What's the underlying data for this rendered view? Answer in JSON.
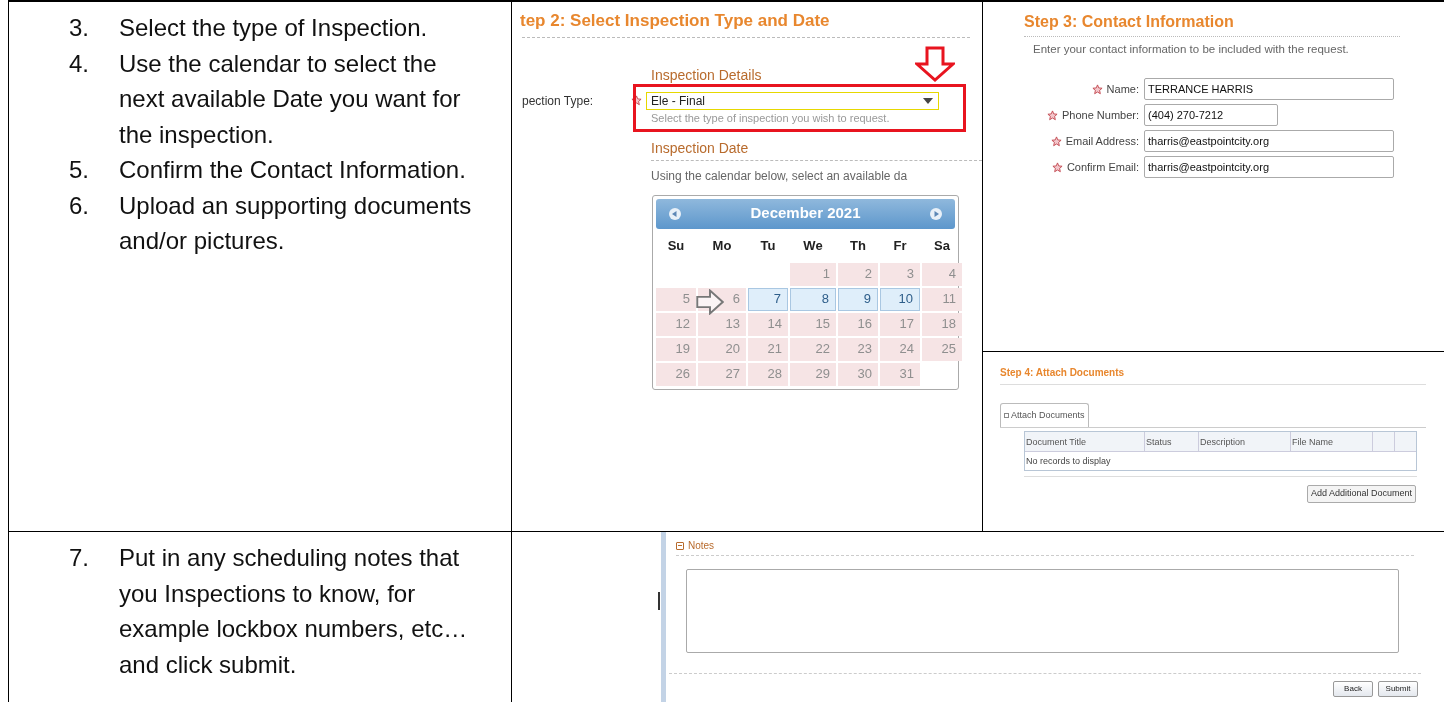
{
  "steps_top": [
    {
      "number": "3.",
      "text": "Select the type of Inspection."
    },
    {
      "number": "4.",
      "text": "Use the calendar to select the next available Date you want for the inspection."
    },
    {
      "number": "5.",
      "text": "Confirm the Contact Information."
    },
    {
      "number": "6.",
      "text": "Upload an supporting documents and/or pictures."
    }
  ],
  "steps_bottom": [
    {
      "number": "7.",
      "text": "Put in any scheduling notes that you Inspections to know, for example lockbox numbers, etc… and click submit."
    }
  ],
  "step2": {
    "title": "tep 2: Select Inspection Type and Date",
    "details_heading": "Inspection Details",
    "type_label": "pection Type:",
    "type_value": "Ele - Final",
    "type_hint": "Select the type of inspection you wish to request.",
    "date_heading": "Inspection Date",
    "date_hint": "Using the calendar below, select an available da",
    "calendar": {
      "month": "December 2021",
      "weekdays": [
        "Su",
        "Mo",
        "Tu",
        "We",
        "Th",
        "Fr",
        "Sa"
      ],
      "weeks": [
        [
          {
            "day": "1",
            "available": false
          },
          {
            "day": "2",
            "available": false
          },
          {
            "day": "3",
            "available": false
          },
          {
            "day": "4",
            "available": false
          }
        ],
        [
          {
            "day": "5",
            "available": false
          },
          {
            "day": "6",
            "available": false
          },
          {
            "day": "7",
            "available": true
          },
          {
            "day": "8",
            "available": true
          },
          {
            "day": "9",
            "available": true
          },
          {
            "day": "10",
            "available": true
          },
          {
            "day": "11",
            "available": false
          }
        ],
        [
          {
            "day": "12",
            "available": false
          },
          {
            "day": "13",
            "available": false
          },
          {
            "day": "14",
            "available": false
          },
          {
            "day": "15",
            "available": false
          },
          {
            "day": "16",
            "available": false
          },
          {
            "day": "17",
            "available": false
          },
          {
            "day": "18",
            "available": false
          }
        ],
        [
          {
            "day": "19",
            "available": false
          },
          {
            "day": "20",
            "available": false
          },
          {
            "day": "21",
            "available": false
          },
          {
            "day": "22",
            "available": false
          },
          {
            "day": "23",
            "available": false
          },
          {
            "day": "24",
            "available": false
          },
          {
            "day": "25",
            "available": false
          }
        ],
        [
          {
            "day": "26",
            "available": false
          },
          {
            "day": "27",
            "available": false
          },
          {
            "day": "28",
            "available": false
          },
          {
            "day": "29",
            "available": false
          },
          {
            "day": "30",
            "available": false
          },
          {
            "day": "31",
            "available": false
          }
        ]
      ]
    }
  },
  "step3": {
    "title": "Step 3: Contact Information",
    "intro": "Enter your contact information to be included with the request.",
    "fields": [
      {
        "label": "Name:",
        "value": "TERRANCE HARRIS",
        "wide": true
      },
      {
        "label": "Phone Number:",
        "value": "(404) 270-7212",
        "wide": false
      },
      {
        "label": "Email Address:",
        "value": "tharris@eastpointcity.org",
        "wide": true
      },
      {
        "label": "Confirm Email:",
        "value": "tharris@eastpointcity.org",
        "wide": true
      }
    ]
  },
  "step4": {
    "title": "Step 4: Attach Documents",
    "tab": {
      "label": "Attach Documents",
      "selected": true
    },
    "columns": [
      "Document Title",
      "Status",
      "Description",
      "File Name"
    ],
    "empty_message": "No records to display",
    "button": "Add Additional Document"
  },
  "notes": {
    "heading": "Notes",
    "expanded": true,
    "buttons": [
      "Back",
      "Submit"
    ]
  }
}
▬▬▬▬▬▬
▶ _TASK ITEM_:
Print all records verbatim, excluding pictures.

▶ _REPLY TO THE EXERCISE_:
What's the underlying data for this rendered view? Answer in JSON.
{
  "steps_top": [
    {
      "number": "3.",
      "text": "Select the type of Inspection."
    },
    {
      "number": "4.",
      "text": "Use the calendar to select the next available Date you want for the inspection."
    },
    {
      "number": "5.",
      "text": "Confirm the Contact Information."
    },
    {
      "number": "6.",
      "text": "Upload an supporting documents and/or pictures."
    }
  ],
  "steps_bottom": [
    {
      "number": "7.",
      "text": "Put in any scheduling notes that you Inspections to know, for example lockbox numbers, etc… and click submit."
    }
  ],
  "step2": {
    "title": "tep 2: Select Inspection Type and Date",
    "details_heading": "Inspection Details",
    "type_label": "pection Type:",
    "type_value": "Ele - Final",
    "type_hint": "Select the type of inspection you wish to request.",
    "date_heading": "Inspection Date",
    "date_hint": "Using the calendar below, select an available da",
    "calendar": {
      "month": "December 2021",
      "weekdays": [
        "Su",
        "Mo",
        "Tu",
        "We",
        "Th",
        "Fr",
        "Sa"
      ],
      "weeks": [
        [
          {
            "day": "1",
            "available": false
          },
          {
            "day": "2",
            "available": false
          },
          {
            "day": "3",
            "available": false
          },
          {
            "day": "4",
            "available": false
          }
        ],
        [
          {
            "day": "5",
            "available": false
          },
          {
            "day": "6",
            "available": false
          },
          {
            "day": "7",
            "available": true
          },
          {
            "day": "8",
            "available": true
          },
          {
            "day": "9",
            "available": true
          },
          {
            "day": "10",
            "available": true
          },
          {
            "day": "11",
            "available": false
          }
        ],
        [
          {
            "day": "12",
            "available": false
          },
          {
            "day": "13",
            "available": false
          },
          {
            "day": "14",
            "available": false
          },
          {
            "day": "15",
            "available": false
          },
          {
            "day": "16",
            "available": false
          },
          {
            "day": "17",
            "available": false
          },
          {
            "day": "18",
            "available": false
          }
        ],
        [
          {
            "day": "19",
            "available": false
          },
          {
            "day": "20",
            "available": false
          },
          {
            "day": "21",
            "available": false
          },
          {
            "day": "22",
            "available": false
          },
          {
            "day": "23",
            "available": false
          },
          {
            "day": "24",
            "available": false
          },
          {
            "day": "25",
            "available": false
          }
        ],
        [
          {
            "day": "26",
            "available": false
          },
          {
            "day": "27",
            "available": false
          },
          {
            "day": "28",
            "available": false
          },
          {
            "day": "29",
            "available": false
          },
          {
            "day": "30",
            "available": false
          },
          {
            "day": "31",
            "available": false
          }
        ]
      ]
    }
  },
  "step3": {
    "title": "Step 3: Contact Information",
    "intro": "Enter your contact information to be included with the request.",
    "fields": [
      {
        "label": "Name:",
        "value": "TERRANCE HARRIS",
        "wide": true
      },
      {
        "label": "Phone Number:",
        "value": "(404) 270-7212",
        "wide": false
      },
      {
        "label": "Email Address:",
        "value": "tharris@eastpointcity.org",
        "wide": true
      },
      {
        "label": "Confirm Email:",
        "value": "tharris@eastpointcity.org",
        "wide": true
      }
    ]
  },
  "step4": {
    "title": "Step 4: Attach Documents",
    "tab": {
      "label": "Attach Documents",
      "selected": true
    },
    "columns": [
      "Document Title",
      "Status",
      "Description",
      "File Name"
    ],
    "empty_message": "No records to display",
    "button": "Add Additional Document"
  },
  "notes": {
    "heading": "Notes",
    "expanded": true,
    "buttons": [
      "Back",
      "Submit"
    ]
  }
}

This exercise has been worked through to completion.